Records excerpted from a collection
──────

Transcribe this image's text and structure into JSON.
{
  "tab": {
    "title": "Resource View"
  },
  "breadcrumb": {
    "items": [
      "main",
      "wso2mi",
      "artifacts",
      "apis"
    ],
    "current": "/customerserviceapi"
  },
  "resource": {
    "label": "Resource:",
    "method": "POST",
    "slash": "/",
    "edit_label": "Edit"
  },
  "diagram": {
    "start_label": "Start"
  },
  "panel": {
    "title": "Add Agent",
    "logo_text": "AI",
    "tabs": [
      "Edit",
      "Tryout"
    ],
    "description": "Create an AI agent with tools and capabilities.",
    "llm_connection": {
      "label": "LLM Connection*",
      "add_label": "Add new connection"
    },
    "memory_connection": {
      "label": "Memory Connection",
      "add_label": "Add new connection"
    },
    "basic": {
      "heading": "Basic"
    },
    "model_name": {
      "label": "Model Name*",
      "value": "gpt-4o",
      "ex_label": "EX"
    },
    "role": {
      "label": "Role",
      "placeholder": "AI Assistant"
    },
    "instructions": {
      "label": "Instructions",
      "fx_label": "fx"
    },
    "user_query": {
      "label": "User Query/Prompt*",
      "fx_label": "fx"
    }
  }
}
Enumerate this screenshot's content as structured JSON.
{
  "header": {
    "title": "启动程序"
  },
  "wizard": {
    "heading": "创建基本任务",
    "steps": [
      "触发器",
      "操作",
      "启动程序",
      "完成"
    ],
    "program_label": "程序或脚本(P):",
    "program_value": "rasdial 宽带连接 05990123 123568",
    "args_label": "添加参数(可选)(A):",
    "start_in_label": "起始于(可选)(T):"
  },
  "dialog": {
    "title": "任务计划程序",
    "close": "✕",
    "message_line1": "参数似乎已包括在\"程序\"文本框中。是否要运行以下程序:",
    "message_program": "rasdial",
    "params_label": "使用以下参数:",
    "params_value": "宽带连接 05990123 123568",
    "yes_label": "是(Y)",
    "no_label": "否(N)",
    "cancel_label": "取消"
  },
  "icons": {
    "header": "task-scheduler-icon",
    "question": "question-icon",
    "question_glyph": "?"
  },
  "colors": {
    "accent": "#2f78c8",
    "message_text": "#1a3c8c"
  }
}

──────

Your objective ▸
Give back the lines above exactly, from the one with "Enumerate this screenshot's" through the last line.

Exercise response ▸
Enumerate this screenshot's content as structured JSON.
{
  "header": {
    "title": "启动程序"
  },
  "wizard": {
    "heading": "创建基本任务",
    "steps": [
      "触发器",
      "操作",
      "启动程序",
      "完成"
    ],
    "program_label": "程序或脚本(P):",
    "program_value": "rasdial 宽带连接 05990123 123568",
    "args_label": "添加参数(可选)(A):",
    "start_in_label": "起始于(可选)(T):"
  },
  "dialog": {
    "title": "任务计划程序",
    "close": "✕",
    "message_line1": "参数似乎已包括在\"程序\"文本框中。是否要运行以下程序:",
    "message_program": "rasdial",
    "params_label": "使用以下参数:",
    "params_value": "宽带连接 05990123 123568",
    "yes_label": "是(Y)",
    "no_label": "否(N)",
    "cancel_label": "取消"
  },
  "icons": {
    "header": "task-scheduler-icon",
    "question": "question-icon",
    "question_glyph": "?"
  },
  "colors": {
    "accent": "#2f78c8",
    "message_text": "#1a3c8c"
  }
}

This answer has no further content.